Silver bullion weighing 17,000 ounces, along with other artefacts removed from the sunken steamship Gairsoppa has been landed at the docks from the salvage vessel Seabed Worker.

Torpedoed in 1941, Gairsoppa lies three miles down on the seabed of the Atlantic some 300 miles south west of Ireland.

The artefacts will be handed over to the UK Receiver of Wrecks.

Odyssey Marine Exploration, the American company conducting the multi-million dollar recovery of the silver bullion, started work on the project in June this year.
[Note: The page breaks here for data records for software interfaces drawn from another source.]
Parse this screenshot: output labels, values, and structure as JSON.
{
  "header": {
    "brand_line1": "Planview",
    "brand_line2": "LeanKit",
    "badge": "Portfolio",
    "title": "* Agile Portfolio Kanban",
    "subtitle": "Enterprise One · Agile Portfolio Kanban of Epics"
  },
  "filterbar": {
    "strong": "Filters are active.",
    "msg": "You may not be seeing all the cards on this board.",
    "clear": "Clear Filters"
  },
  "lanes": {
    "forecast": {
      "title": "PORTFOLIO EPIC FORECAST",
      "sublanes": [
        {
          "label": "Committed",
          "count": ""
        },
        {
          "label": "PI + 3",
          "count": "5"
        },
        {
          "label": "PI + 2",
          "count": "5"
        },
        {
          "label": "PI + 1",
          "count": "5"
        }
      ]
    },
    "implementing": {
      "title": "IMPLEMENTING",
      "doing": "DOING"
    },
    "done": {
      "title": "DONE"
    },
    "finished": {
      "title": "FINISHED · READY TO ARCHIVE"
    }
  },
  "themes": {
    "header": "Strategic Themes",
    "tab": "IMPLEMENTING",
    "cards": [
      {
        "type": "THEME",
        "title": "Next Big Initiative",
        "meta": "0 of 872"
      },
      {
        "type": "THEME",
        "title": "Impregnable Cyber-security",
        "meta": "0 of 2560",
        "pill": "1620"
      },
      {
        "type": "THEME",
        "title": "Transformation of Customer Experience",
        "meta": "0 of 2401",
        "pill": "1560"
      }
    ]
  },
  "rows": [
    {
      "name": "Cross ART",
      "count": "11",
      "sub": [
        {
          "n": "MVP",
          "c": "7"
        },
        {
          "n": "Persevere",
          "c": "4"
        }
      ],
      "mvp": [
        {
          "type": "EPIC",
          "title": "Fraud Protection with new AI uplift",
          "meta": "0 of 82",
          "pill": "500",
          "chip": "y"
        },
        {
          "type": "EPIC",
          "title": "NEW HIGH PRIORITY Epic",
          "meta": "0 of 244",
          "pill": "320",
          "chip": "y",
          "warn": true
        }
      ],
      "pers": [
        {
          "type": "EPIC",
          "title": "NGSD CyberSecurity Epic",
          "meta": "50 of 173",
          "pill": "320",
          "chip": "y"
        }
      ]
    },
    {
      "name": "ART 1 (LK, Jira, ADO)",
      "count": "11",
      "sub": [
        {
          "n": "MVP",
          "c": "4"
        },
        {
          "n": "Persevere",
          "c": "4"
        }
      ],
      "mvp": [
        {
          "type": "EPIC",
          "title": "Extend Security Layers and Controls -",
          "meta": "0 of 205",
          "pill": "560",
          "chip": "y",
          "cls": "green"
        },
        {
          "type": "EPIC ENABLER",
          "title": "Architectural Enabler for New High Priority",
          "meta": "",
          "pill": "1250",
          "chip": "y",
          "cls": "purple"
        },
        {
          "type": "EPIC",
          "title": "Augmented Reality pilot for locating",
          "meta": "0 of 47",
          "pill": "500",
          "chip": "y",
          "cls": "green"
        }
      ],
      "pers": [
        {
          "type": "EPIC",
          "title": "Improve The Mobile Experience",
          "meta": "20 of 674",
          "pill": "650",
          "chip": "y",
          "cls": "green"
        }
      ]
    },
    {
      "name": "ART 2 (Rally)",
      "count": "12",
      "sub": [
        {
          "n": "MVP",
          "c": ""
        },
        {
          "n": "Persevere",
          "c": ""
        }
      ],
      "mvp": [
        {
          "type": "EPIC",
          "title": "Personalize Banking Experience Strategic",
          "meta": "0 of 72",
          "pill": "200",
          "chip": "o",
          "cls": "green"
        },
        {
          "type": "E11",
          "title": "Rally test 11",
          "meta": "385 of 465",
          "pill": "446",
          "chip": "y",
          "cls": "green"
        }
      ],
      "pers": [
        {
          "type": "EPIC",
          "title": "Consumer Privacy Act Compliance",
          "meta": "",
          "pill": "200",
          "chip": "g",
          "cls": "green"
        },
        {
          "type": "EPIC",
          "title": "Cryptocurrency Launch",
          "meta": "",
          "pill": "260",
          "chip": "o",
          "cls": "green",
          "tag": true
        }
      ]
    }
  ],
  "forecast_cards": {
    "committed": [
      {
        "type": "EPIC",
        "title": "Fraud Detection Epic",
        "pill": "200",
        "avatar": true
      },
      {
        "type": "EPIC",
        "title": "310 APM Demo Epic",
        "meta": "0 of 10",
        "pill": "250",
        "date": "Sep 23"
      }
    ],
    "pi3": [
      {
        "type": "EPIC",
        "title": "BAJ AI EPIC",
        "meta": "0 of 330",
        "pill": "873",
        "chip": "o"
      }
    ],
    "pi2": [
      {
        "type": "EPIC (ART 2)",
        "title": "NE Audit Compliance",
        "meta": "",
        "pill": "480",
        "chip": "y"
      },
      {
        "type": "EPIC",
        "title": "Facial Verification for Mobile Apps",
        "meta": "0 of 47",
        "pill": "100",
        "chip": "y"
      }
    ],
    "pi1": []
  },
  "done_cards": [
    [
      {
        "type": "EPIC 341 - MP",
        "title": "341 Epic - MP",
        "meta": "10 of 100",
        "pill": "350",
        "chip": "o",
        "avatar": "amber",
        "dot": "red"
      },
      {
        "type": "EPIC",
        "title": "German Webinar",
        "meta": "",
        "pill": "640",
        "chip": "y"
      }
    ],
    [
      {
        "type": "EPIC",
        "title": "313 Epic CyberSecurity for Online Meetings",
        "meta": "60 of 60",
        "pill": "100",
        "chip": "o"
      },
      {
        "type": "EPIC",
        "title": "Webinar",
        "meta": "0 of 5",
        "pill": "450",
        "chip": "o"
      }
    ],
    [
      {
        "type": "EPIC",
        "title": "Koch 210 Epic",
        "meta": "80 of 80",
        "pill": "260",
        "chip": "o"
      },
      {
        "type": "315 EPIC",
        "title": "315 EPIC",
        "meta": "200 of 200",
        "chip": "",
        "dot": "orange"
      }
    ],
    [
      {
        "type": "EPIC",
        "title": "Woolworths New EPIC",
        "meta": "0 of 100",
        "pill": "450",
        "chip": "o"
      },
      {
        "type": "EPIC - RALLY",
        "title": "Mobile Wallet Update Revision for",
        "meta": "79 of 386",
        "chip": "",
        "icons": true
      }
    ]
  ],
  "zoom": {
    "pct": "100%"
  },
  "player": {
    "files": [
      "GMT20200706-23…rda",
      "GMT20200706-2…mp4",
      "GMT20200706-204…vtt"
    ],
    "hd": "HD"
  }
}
A spokesperson for Odyssey said: “During the 83 operational days (days not affected by weather delays, transit or time in port) of this period, the Odyssey team surgically opened and cleared approximately 70 per cent of the holds and compartments of the SS Gairsoppa which were suitable for transporting silver cargo.”

Using a high-tec, remotely operated vehicle (ROV), hydraulic shears and deck removal tools, areas of the Gairsoppa were opened up and inspected. During these operations, a total of 1,218 silver ingots, which are expected to yield approximately $44 million at current silver prices, as well as several hundred artefacts were recovered from the SS Gairsoppa .

The salvage operation has now been halted until next year due to weather conditions. Odyssey expect the remaining bullion to be recovered in 30 to 45 days.

Odyssey president Mark Gordon said: “We recovered about $44 million in silver bullion in a record-breaking operation. Our team has proven their ability to efficiently execute complex operations at a depth of 4,700 meters (15,600 feet) to complete both the deepest cargo salvage and largest recovery of precious metals ever accomplished.

“We’ve proven that we can make precise cuts, gain access to interior areas of a steel shipwreck and recover cargo from a shipwreck deeper than the Titanic.”